Gun control advocates undoubtedly awoke with a piercing headache Wednesday morning as the news sunk in that the U.S. appellate court for America’s largest circuit has recognized that the Second Amendment protects a right to openly carry loaded firearms in public for self-defense. The ruling came Tuesday in the case of Young v. State of Hawaii.
George Young is a veteran infantryman, law enforcement officer, and Hawaii native who was turned down for both concealed and open carry licenses in Hawaii County, at which point he filed his own federal lawsuit challenging the county’s administration of the state’s licensing laws for firearms carry. Young’s primary claim was that the county’s denial of his applications violated his Second Amendment right to carry a loaded firearm in public for self-defense.
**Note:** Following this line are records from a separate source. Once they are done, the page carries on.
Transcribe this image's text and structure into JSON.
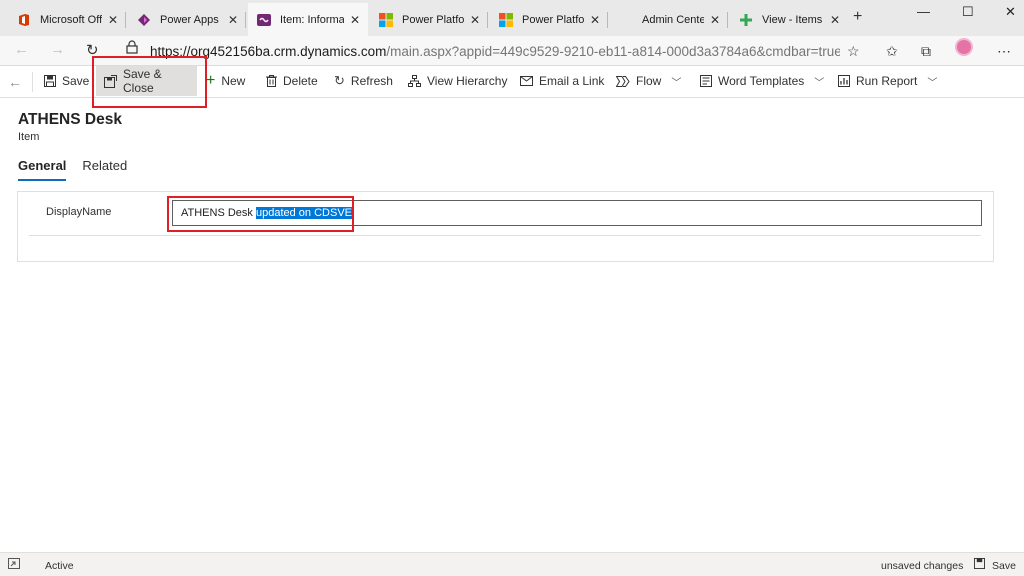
{
  "browser": {
    "tabs": [
      {
        "title": "Microsoft Office",
        "icon": "office-icon",
        "color": "#d83b01"
      },
      {
        "title": "Power Apps",
        "icon": "power-apps-icon",
        "color": "#742774"
      },
      {
        "title": "Item: Informatio",
        "icon": "dynamics-icon",
        "color": "#742774"
      },
      {
        "title": "Power Platform",
        "icon": "microsoft-logo-icon",
        "color": "#f25022"
      },
      {
        "title": "Power Platform",
        "icon": "microsoft-logo-icon",
        "color": "#f25022"
      },
      {
        "title": "Admin Center",
        "icon": "admin-icon",
        "color": "#888888"
      },
      {
        "title": "View - Items - D",
        "icon": "view-icon",
        "color": "#33a852"
      }
    ],
    "url_host": "https://org452156ba.crm.dynamics.com",
    "url_path": "/main.aspx?appid=449c9529-9210-eb11-a814-000d3a3784a6&cmdbar=true&f..."
  },
  "commands": {
    "save": "Save",
    "save_close": "Save & Close",
    "new": "New",
    "delete": "Delete",
    "refresh": "Refresh",
    "view_hierarchy": "View Hierarchy",
    "email_link": "Email a Link",
    "flow": "Flow",
    "word_templates": "Word Templates",
    "run_report": "Run Report"
  },
  "record": {
    "title": "ATHENS Desk",
    "type": "Item"
  },
  "form_tabs": [
    "General",
    "Related"
  ],
  "field": {
    "label": "DisplayName",
    "value_plain": "ATHENS Desk ",
    "value_selected": "updated on CDSVE"
  },
  "status": {
    "state": "Active",
    "unsaved": "unsaved changes",
    "save": "Save"
  },
  "colors": {
    "accent": "#0f6cbd",
    "highlight": "#e01f25",
    "selection": "#0078d7"
  }
}
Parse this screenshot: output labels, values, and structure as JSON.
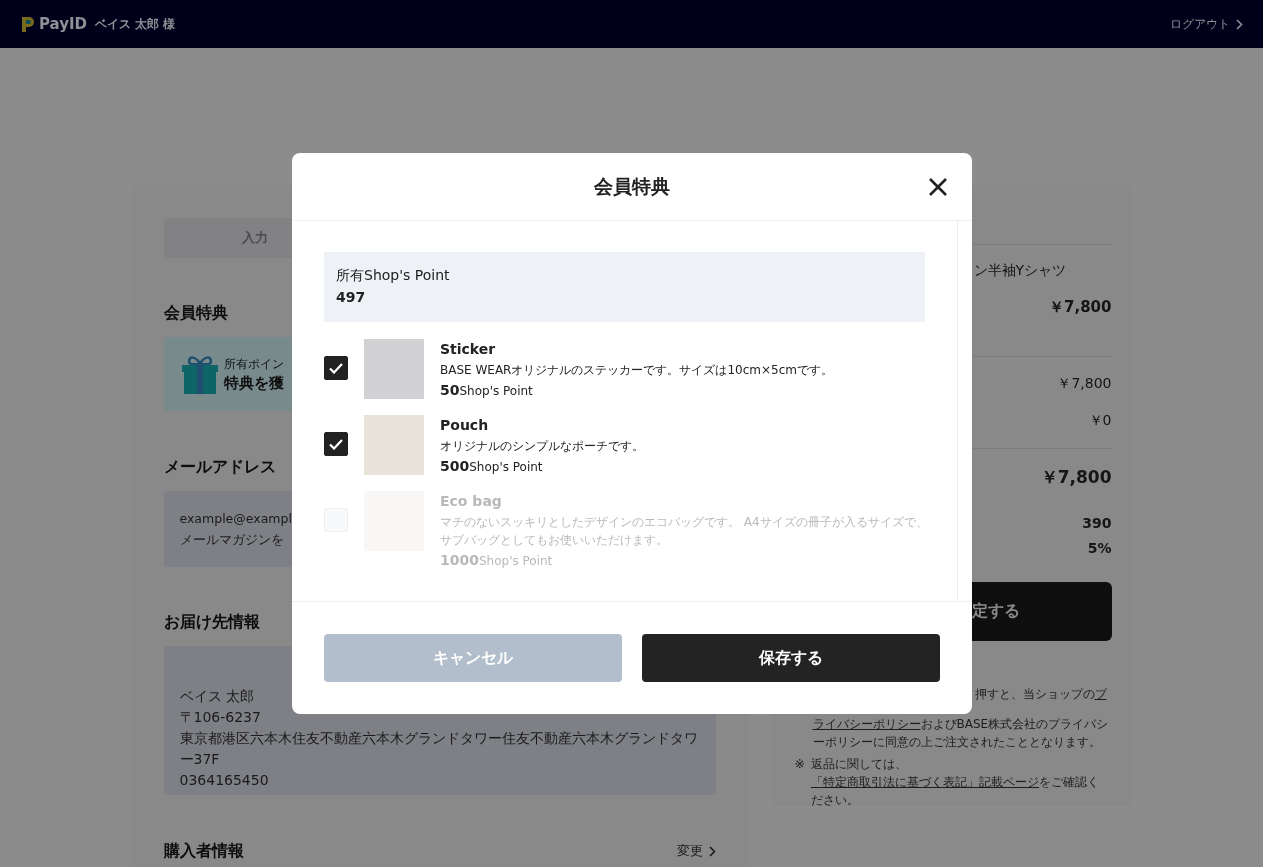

The trial court initially dismissed his complaint, ruling that the Second Amendment “establishes only a narrow individual right to keep an operable handgun at home for self-defense,” and does not implicate the public carrying of firearms at all.
Young appealed with the help of California attorney Alan Beck, who took on his case for free. The case was heard by the U.S. Court of Appeals for the Ninth Circuit, a longstanding battlefield for attempts to vindicate the right to “bear” arms under the Second Amendment, with the challenges primarily arising from California’s notoriously strict gun control laws.
Most recently, an en banc panel of the Ninth Circuit had dodged the question of whether various California counties could effectively limit carrying in public for self-defense to those who could show an extraordinary “need” to do so. By the time that case was heard, California had banned the open carrying of firearms in public for self-defense outright, but concealed carry licenses for this purpose remained theoretically available.
Nevertheless, California counties have considerable discretion in implementing the state licensing laws, and some local licensing officials require applicants to show an extraordinary need for self-protection that distinguishes them from the general population. This requirement by design eliminates the vast majority of otherwise qualified applicants.
Yet rather than answer the essential question of whether the Second Amendment protects a right of public carry, the en banc Ninth Circuit simply decreed that concealed carry was not protected and that the plaintiffs therefore could not make a Second Amendment complaint for denial of a license to do so. The upshot is that California residents in the affected counties have no legal option for exercising their right to bear firearms in public.
That case, however, left undecided whether open carry of loaded firearms in public for self-defense might still be protected, and that was the claim that Mr. Young pressed before the appellate court. Two out of three judges answered this question in the affirmative. “The right to bear arms must include, at the least, the right to carry a firearm openly for self-defense,” Judge Diarmuid O’Scannlain wrote for the majority. The court therefore remanded the case to the lower court for further proceedings, presumably so it could order Hawaii County to reevaluate Mr. Young’s application for an open carry license without regard to local regulations that effectively limit such licenses to carrying for professional purposes.
What this decision means for the other jurisdictions in the Ninth Circuit – which includes Alaska, Arizona, California, Hawaii, Idaho, Montana, Nevada, Oregon, Washington State, Guam, and the Northern Marianas Islands – remains to be seen. The court hinted, but did not decide, that a concealed carry licensing regime might be sufficient to protect the right to bear arms by offering an “alternative channel” for lawful public carry. It also made clear, however, that access to the right cannot be limited to “a small and insulated subset” but must include, as a rule, “the typical, law-abiding citizen.” It additionally went on to clarify that “nothing in our opinion … would prevent the State from regulating the right to bear arms,” provided the regulations did not render the right a mere “illusory promise.”
That obviously leaves many questions left unanswered. The court’s decision therefore should not embolden residents in restrictive jurisdictions to immediately ignore local laws and expect to open carry with impunity. How far states and localities can go in regulating the right will undoubtedly take additional litigation to determine.
Needless to say, moreover, the split panel decision might not represent the final word in the case. It could still be reversed by the en banc court, as was a previous pro-carry panel decision written by Judge O’Scannlain. And, of course, Hawaii officials could also petition to have the case heard by the U.S. Supreme Court.
Nevertheless, the anti-gun wing of the Ninth Circuit has few maneuvers left to continue to deny the constitutional right to bear firearms in public. It would either have to be the first circuit to declare there was no such right at all or decide that a right the Constitution ascribes to “the people” applies only to a hand-selected few. So far, even the dominant liberal contingent of the Ninth Circuit has been unable to muster a majority opinion for either proposition.
Stay tuned. We will monitor developments carefully and report on them as they occur.